  30. How to Use Event Viewer
  31. How to Use Data Collector Sets
  32. How to Use Windows Memory Diagnostics
  33. Memory Failures
  34. How Windows Automatically Detects Memory Problems
  35. How to Schedule Windows Memory Diagnostics
  36. How to Start Windows Memory Diagnostics When Windows Is Installed
  37. How to Start Windows Memory Diagnostics from the Windows DVD
  38. How to Configure Windows Memory Diagnostics
  39. How to Troubleshoot Disk Problems
  40. How to Prepare for Disk Failures
  41. How to Use ChkDsk
  42. ChkDsk Examples
  43. ChkDsk Syntax
  44. How to Use the Graphical ChkDsk Interface
  45. How to Determine Whether ChkDsk Is Scheduled to Run
  46. ChkDsk Process on NTFS Volumes
  47. How to Use the Disk Cleanup Wizard
  48. How to Disable Nonvolatile Caching
  49. How to Troubleshoot Driver Problems
  50. How to Find Updated Drivers
  51. How to Roll Back Drivers in Windows 7
  52. How to Use Driver Verifier
  53. How to Use the File Signature Verification
  54. How to Use Device Manager to View and Change Resource Usage
  55. How to Use Windows 7 System Restore
  56. How to Troubleshoot USB Problems
  57. How to Solve USB Driver and Hardware Problems
  58. Understanding USB Limitations
  59. How to Identify USB Problems Using Performance Monitor
  60. How to Examine USB Hubs

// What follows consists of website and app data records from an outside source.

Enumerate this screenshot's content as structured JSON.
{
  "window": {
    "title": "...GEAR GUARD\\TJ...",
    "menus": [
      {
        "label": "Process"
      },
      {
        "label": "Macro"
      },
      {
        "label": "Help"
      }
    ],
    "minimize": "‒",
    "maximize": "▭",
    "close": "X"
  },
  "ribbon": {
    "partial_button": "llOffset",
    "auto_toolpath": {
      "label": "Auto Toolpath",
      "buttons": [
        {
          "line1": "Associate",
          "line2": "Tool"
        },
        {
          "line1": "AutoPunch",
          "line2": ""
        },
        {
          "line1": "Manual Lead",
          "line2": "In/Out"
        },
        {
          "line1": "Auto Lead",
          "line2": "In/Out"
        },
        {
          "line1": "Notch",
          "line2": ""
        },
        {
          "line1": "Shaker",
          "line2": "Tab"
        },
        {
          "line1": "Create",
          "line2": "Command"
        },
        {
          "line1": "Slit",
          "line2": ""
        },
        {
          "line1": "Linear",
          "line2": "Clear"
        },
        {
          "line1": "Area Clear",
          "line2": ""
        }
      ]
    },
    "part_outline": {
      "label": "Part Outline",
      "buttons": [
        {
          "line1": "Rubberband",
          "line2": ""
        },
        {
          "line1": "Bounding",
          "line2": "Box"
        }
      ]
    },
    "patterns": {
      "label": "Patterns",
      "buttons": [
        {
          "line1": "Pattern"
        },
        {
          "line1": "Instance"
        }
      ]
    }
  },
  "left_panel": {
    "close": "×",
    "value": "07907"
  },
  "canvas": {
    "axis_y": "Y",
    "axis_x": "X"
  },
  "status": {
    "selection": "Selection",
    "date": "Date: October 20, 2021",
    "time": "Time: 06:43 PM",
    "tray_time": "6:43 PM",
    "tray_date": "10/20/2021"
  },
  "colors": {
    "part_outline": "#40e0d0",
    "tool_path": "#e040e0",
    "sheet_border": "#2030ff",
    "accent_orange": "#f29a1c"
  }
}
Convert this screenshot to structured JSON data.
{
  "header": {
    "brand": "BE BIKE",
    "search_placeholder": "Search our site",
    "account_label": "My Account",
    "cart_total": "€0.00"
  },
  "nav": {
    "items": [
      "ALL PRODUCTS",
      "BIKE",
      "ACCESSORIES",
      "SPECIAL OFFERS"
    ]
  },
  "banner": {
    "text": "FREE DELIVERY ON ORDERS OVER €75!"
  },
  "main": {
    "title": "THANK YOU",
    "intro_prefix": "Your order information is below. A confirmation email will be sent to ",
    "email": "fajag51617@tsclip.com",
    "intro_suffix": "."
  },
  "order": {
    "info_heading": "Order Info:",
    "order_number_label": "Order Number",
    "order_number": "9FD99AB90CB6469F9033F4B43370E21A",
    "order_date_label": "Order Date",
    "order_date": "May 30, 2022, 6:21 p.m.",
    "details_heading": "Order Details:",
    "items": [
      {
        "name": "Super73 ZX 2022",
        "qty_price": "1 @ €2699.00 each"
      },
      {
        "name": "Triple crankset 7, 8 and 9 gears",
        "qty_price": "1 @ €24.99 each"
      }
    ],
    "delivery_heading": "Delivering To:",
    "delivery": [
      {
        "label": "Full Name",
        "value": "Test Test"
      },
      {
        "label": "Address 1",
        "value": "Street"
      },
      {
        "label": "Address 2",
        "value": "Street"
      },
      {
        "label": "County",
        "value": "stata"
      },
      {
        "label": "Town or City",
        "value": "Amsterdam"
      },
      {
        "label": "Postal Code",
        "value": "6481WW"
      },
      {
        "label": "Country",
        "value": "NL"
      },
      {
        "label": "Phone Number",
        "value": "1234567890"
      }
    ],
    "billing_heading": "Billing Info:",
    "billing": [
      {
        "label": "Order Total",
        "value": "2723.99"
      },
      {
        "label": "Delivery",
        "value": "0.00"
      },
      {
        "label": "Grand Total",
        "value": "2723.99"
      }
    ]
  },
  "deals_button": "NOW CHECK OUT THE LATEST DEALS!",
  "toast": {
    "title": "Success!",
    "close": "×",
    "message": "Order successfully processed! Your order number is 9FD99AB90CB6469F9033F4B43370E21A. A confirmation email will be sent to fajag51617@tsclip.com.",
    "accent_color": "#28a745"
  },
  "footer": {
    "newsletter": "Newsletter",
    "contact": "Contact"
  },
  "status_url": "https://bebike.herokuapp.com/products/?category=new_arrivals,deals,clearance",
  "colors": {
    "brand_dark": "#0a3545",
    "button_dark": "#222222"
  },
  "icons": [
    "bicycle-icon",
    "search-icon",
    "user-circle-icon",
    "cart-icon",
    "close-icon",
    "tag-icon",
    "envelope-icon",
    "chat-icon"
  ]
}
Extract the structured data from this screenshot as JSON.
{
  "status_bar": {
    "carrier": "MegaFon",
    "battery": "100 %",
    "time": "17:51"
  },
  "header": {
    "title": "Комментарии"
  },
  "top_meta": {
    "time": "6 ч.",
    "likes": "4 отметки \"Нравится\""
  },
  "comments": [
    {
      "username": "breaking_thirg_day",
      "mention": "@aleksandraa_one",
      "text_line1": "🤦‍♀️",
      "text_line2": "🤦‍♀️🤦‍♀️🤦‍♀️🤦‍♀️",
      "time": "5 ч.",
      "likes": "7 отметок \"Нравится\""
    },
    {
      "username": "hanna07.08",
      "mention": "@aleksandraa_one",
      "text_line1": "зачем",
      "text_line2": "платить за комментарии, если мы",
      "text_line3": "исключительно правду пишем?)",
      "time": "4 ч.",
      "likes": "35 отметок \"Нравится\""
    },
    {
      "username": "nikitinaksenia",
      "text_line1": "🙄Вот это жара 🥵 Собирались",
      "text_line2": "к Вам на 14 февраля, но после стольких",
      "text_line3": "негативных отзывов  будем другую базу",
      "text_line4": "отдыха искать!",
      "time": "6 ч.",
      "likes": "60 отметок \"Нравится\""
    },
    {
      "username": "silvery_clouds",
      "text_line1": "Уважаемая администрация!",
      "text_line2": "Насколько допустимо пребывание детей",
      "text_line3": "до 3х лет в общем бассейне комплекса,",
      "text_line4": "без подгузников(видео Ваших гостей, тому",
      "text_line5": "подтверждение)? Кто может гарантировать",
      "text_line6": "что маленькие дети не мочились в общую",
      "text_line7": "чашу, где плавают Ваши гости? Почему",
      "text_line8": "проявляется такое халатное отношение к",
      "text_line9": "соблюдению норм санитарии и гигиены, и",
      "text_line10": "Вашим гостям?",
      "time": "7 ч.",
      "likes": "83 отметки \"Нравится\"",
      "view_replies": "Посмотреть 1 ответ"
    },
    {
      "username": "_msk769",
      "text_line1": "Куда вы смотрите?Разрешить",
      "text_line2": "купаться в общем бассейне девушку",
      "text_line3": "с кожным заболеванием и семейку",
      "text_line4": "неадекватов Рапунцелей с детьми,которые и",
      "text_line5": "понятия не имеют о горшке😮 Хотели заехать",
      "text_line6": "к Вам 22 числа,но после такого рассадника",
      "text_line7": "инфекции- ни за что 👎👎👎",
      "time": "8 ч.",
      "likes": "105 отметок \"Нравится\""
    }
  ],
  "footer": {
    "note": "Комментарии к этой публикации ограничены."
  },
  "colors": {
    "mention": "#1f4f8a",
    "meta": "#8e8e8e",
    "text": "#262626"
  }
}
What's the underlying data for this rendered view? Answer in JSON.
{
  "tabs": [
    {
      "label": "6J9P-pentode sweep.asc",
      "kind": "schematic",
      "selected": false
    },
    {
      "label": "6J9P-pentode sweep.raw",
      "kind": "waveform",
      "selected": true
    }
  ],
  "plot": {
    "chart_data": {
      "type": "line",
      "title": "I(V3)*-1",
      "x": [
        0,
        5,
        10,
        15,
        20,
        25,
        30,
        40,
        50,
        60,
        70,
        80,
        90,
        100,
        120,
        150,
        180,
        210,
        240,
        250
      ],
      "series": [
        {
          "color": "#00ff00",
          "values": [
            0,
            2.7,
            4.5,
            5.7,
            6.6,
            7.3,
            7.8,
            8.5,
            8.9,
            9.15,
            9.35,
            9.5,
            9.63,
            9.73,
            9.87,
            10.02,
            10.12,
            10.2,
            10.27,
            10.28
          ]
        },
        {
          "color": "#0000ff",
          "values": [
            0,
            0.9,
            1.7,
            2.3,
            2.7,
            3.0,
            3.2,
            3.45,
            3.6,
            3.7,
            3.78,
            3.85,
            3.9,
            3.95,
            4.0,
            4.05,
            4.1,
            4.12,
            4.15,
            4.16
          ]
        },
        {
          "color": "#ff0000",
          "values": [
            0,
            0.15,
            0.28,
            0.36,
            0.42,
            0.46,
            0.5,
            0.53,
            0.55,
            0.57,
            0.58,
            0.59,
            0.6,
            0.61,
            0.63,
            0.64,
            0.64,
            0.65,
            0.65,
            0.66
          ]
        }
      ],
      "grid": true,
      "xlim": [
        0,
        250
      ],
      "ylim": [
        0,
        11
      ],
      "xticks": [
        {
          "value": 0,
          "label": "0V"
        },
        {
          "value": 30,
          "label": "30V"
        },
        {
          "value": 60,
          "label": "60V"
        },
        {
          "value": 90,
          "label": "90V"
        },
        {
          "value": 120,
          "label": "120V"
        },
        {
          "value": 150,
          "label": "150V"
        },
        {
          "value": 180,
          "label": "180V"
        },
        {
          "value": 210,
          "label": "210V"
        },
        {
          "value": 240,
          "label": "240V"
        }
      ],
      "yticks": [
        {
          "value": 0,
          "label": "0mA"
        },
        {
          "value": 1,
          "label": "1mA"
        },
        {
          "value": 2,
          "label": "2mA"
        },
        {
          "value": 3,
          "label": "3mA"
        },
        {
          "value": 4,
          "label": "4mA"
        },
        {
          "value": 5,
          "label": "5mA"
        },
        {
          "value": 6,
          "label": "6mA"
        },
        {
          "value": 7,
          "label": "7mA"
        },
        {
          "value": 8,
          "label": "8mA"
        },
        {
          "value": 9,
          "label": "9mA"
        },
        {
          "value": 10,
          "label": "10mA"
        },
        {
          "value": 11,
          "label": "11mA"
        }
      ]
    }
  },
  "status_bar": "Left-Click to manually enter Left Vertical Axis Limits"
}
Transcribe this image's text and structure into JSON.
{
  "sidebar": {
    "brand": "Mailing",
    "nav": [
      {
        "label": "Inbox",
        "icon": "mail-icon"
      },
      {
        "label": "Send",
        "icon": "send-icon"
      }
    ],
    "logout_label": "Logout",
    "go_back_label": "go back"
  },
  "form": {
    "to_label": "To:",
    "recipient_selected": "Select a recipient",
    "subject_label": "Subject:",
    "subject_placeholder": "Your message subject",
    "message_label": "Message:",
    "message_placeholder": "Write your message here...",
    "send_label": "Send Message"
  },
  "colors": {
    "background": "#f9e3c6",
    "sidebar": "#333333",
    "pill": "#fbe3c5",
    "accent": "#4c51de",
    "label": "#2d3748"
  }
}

  61. How to Troubleshoot Bluetooth Problems
  62. Troubleshooting Tools
  63. DiskView
  64. Handle
  65. Process Monitor